The government forms a more perfect union by promoting the unification of the states under a single national interest and purpose. This is facilitated by a federal government powerful enough to overrule competitive state interests and, thereby, keep the peace. The notion of forming a more perfect union was a response to the inadequacies of federal government under the Articles of Confederation.
The government maintains a more perfect union through policy that unites the country and encourages both cooperation and interdependence among the states. For instance, eliminating trade barriers between the states, ensuring that states respect contracts, passing laws that are beneficial to the entire nation and providing for national security are actions the federal government takes to promote a more perfect union.

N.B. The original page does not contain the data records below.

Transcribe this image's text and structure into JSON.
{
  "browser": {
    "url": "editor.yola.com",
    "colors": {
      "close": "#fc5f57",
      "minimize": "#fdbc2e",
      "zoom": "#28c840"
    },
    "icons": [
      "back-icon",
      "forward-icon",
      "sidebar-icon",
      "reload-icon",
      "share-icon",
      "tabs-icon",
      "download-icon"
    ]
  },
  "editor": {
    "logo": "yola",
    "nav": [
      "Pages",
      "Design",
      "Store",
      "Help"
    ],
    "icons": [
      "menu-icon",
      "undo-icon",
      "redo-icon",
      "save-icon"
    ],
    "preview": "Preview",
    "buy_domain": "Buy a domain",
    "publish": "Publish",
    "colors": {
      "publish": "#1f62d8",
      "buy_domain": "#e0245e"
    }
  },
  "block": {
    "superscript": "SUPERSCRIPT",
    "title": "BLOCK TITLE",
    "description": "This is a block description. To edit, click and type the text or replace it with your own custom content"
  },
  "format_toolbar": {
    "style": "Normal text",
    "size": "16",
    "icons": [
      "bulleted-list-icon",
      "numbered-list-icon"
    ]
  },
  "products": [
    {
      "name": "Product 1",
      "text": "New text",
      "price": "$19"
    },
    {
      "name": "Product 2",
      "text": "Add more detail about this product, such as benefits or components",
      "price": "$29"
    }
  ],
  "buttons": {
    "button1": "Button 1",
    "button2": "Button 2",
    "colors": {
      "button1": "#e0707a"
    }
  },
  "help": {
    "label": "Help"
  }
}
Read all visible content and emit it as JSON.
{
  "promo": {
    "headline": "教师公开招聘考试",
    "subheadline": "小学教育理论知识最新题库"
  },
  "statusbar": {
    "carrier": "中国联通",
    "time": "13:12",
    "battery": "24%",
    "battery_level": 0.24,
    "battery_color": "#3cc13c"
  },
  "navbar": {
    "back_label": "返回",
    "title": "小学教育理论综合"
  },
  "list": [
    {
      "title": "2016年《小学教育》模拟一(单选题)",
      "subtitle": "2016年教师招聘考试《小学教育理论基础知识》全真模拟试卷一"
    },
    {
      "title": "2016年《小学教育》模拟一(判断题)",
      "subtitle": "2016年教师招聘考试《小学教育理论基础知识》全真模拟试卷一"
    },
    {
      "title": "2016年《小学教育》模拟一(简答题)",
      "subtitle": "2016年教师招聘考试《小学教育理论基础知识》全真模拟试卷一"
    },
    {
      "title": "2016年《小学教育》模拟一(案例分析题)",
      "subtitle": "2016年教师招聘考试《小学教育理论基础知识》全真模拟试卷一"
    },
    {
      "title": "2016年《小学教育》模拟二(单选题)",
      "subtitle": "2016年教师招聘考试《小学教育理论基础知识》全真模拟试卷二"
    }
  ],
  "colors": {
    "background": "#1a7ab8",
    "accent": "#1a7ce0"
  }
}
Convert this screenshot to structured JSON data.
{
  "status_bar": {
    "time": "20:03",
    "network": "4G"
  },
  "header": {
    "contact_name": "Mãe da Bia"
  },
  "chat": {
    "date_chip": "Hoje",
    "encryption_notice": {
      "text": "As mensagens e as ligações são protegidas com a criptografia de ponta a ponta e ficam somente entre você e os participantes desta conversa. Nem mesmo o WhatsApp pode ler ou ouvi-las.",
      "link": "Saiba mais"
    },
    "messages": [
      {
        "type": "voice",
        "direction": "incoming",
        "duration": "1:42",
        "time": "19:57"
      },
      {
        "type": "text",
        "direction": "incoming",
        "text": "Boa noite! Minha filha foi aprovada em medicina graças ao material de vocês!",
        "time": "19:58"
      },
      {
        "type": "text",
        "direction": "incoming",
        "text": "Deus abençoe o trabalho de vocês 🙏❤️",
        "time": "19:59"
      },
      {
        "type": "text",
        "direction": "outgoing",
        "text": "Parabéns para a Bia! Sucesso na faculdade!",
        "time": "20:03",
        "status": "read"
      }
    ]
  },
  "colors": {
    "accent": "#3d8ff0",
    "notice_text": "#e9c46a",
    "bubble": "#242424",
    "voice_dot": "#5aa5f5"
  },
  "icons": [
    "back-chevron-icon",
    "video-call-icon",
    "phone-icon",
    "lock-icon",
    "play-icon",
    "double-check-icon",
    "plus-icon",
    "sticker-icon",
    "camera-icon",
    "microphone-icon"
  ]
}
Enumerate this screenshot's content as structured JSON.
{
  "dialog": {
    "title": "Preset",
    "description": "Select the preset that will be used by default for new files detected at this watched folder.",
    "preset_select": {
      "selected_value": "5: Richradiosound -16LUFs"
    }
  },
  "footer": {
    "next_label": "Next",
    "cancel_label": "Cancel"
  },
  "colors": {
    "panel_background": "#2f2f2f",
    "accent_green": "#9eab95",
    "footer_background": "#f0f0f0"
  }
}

The opposite of the "more perfect union" mentioned in the Constitution would be the disunion that existed during the days of the Articles of Confederation. The national government had insufficient power to make and enforce laws to govern the entire nation and the states acted like independent countries. They instituted policies that antagonized one another, such as placing tariffs on imports from other states. The framers of the Constitution realized that the division and competitiveness among the states was detrimental to the nation's strength.